• [DATA TO PROCESS]:
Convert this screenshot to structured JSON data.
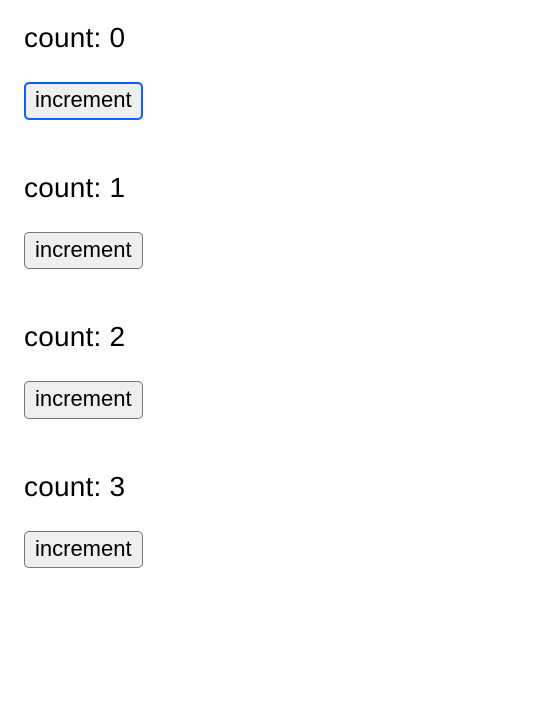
{
  "label_prefix": "count: ",
  "button_label": "increment",
  "counters": [
    {
      "value": 0,
      "focused": true
    },
    {
      "value": 1,
      "focused": false
    },
    {
      "value": 2,
      "focused": false
    },
    {
      "value": 3,
      "focused": false
    }
  ]
}
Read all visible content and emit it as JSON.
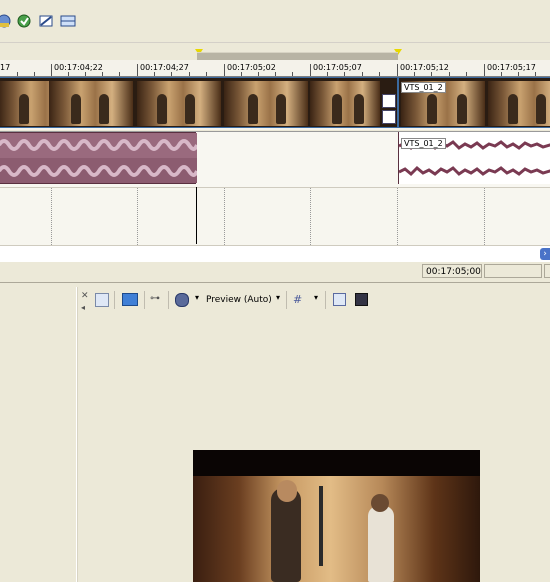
{
  "toolbar": {
    "icons": [
      "layer-add-icon",
      "refresh-green-icon",
      "snap-icon",
      "grid-layout-icon"
    ]
  },
  "ruler": {
    "labels": [
      "17",
      "00:17:04;22",
      "00:17:04;27",
      "00:17:05;02",
      "00:17:05;07",
      "00:17:05;12",
      "00:17:05;17"
    ]
  },
  "video_track": {
    "clip_label": "VTS_01_2"
  },
  "audio_track": {
    "clip_label": "VTS_01_2"
  },
  "status": {
    "cursor_timecode": "00:17:05;00",
    "second_field": ""
  },
  "preview": {
    "mode_label": "Preview (Auto)"
  },
  "colors": {
    "panel_bg": "#ece9d8",
    "clip_border": "#3b6aa0",
    "audio_wave": "#7a3a52",
    "loop_marker": "#e8d800"
  }
}
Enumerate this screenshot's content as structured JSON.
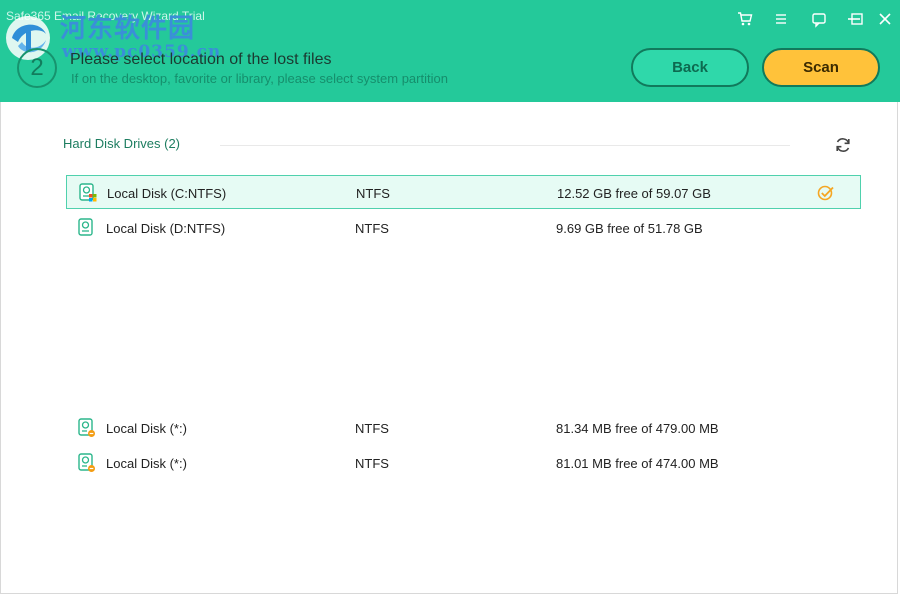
{
  "app": {
    "title": "Safe365 Email Recovery Wizard Trial",
    "watermark_text": "河东软件园",
    "watermark_url": "www.pc0359.cn"
  },
  "window_controls": [
    "cart-icon",
    "menu-icon",
    "feedback-icon",
    "minimize-icon",
    "maximize-icon",
    "close-icon"
  ],
  "step": {
    "number": "2",
    "title": "Please select location of the lost files",
    "subtitle": "If on the desktop, favorite or library, please select system partition"
  },
  "buttons": {
    "back": "Back",
    "scan": "Scan"
  },
  "section": {
    "title": "Hard Disk Drives (2)"
  },
  "drives": [
    {
      "name": "Local Disk (C:NTFS)",
      "fs": "NTFS",
      "space": "12.52 GB free of 59.07 GB",
      "selected": true,
      "icon": "windows-drive-icon"
    },
    {
      "name": "Local Disk (D:NTFS)",
      "fs": "NTFS",
      "space": "9.69 GB free of 51.78 GB",
      "selected": false,
      "icon": "drive-icon"
    },
    {
      "name": "Local Disk (*:)",
      "fs": "NTFS",
      "space": "81.34 MB free of 479.00 MB",
      "selected": false,
      "icon": "hidden-drive-icon"
    },
    {
      "name": "Local Disk (*:)",
      "fs": "NTFS",
      "space": "81.01 MB free of 474.00 MB",
      "selected": false,
      "icon": "hidden-drive-icon"
    }
  ],
  "colors": {
    "header": "#24c99a",
    "back_button": "#2fd8aa",
    "scan_button": "#ffc23a",
    "selected_row": "#e6fbf4",
    "check": "#f5a623"
  }
}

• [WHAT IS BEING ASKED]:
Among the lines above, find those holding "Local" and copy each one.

• [SOLUTION BELOW]:
      "name": "Local Disk (C:NTFS)",
      "name": "Local Disk (D:NTFS)",
      "name": "Local Disk (*:)",
      "name": "Local Disk (*:)",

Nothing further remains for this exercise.